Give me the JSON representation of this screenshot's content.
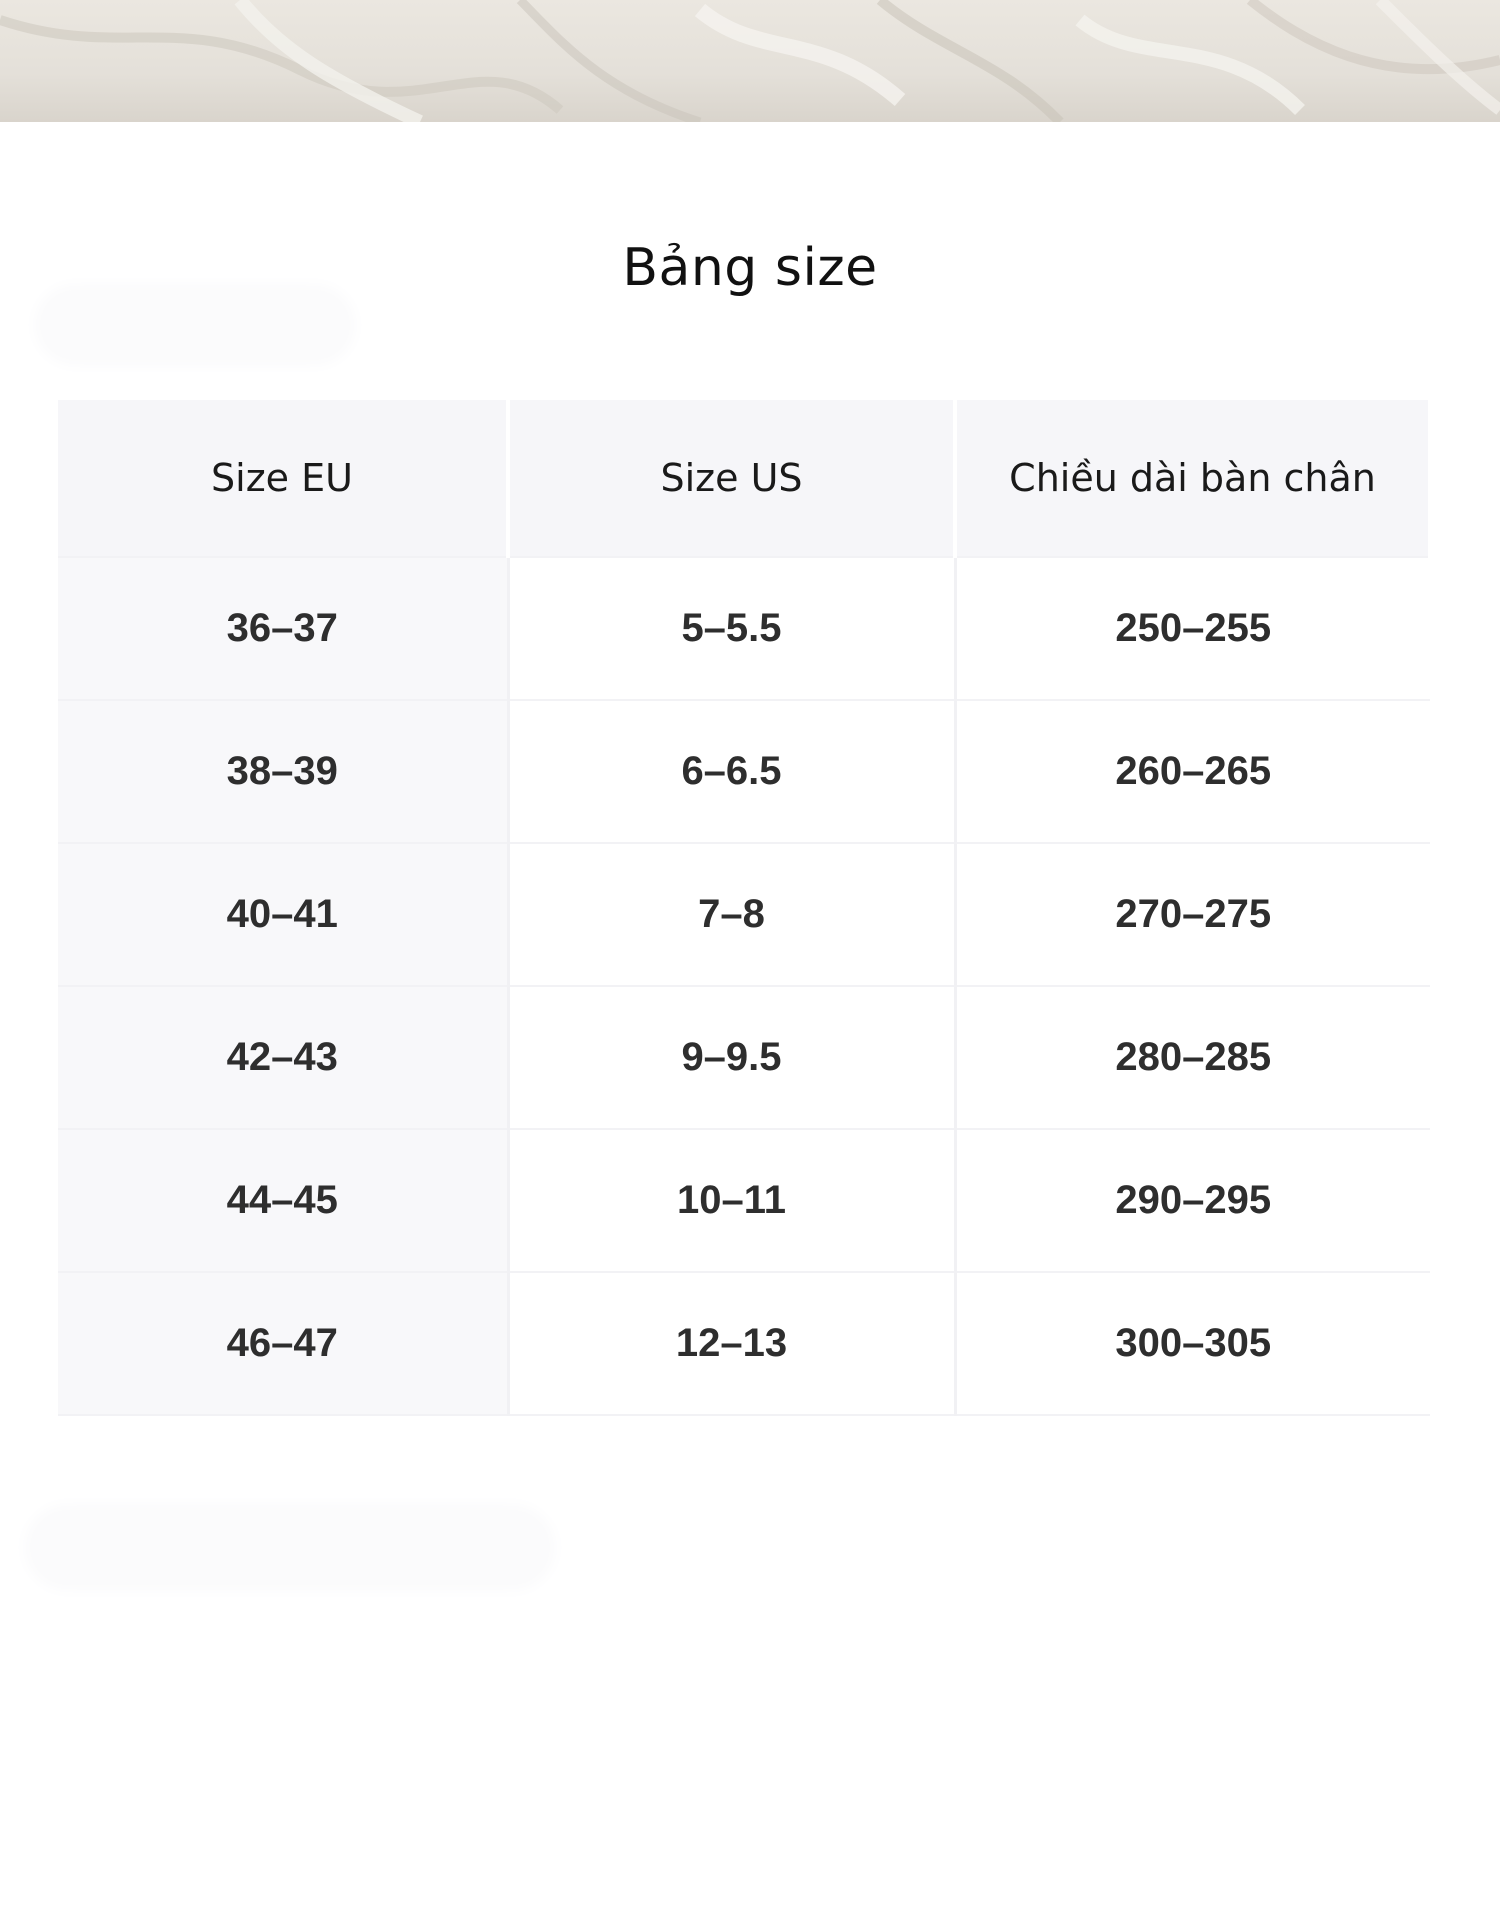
{
  "page": {
    "title": "Bảng size"
  },
  "size_table": {
    "headers": [
      "Size EU",
      "Size US",
      "Chiều dài bàn chân"
    ],
    "rows": [
      [
        "36–37",
        "5–5.5",
        "250–255"
      ],
      [
        "38–39",
        "6–6.5",
        "260–265"
      ],
      [
        "40–41",
        "7–8",
        "270–275"
      ],
      [
        "42–43",
        "9–9.5",
        "280–285"
      ],
      [
        "44–45",
        "10–11",
        "290–295"
      ],
      [
        "46–47",
        "12–13",
        "300–305"
      ]
    ]
  },
  "colors": {
    "header_bg": "#f6f6f9",
    "eu_column_bg": "#f8f8fa",
    "text": "#2e2e2e"
  }
}
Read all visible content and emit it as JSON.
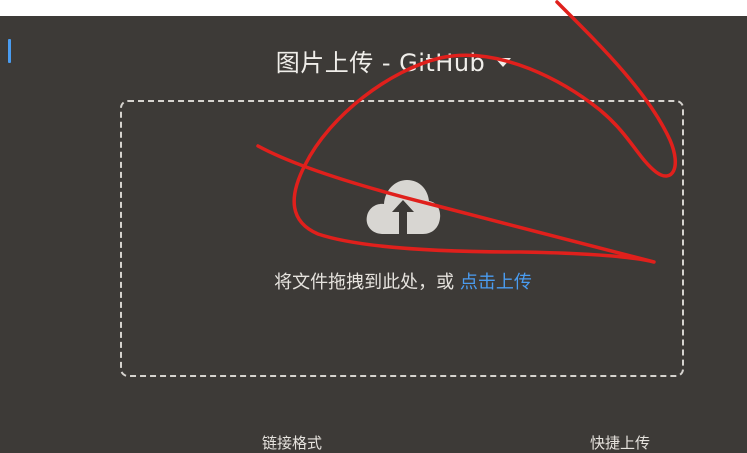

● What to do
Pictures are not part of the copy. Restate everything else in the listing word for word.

● Answer to this task
Give me the JSON representation of this screenshot's content.
{
  "page": {
    "title": "Bảng size"
  },
  "size_table": {
    "headers": [
      "Size EU",
      "Size US",
      "Chiều dài bàn chân"
    ],
    "rows": [
      [
        "36–37",
        "5–5.5",
        "250–255"
      ],
      [
        "38–39",
        "6–6.5",
        "260–265"
      ],
      [
        "40–41",
        "7–8",
        "270–275"
      ],
      [
        "42–43",
        "9–9.5",
        "280–285"
      ],
      [
        "44–45",
        "10–11",
        "290–295"
      ],
      [
        "46–47",
        "12–13",
        "300–305"
      ]
    ]
  },
  "colors": {
    "header_bg": "#f6f6f9",
    "eu_column_bg": "#f8f8fa",
    "text": "#2e2e2e"
  }
}
Read all visible content and emit it as JSON.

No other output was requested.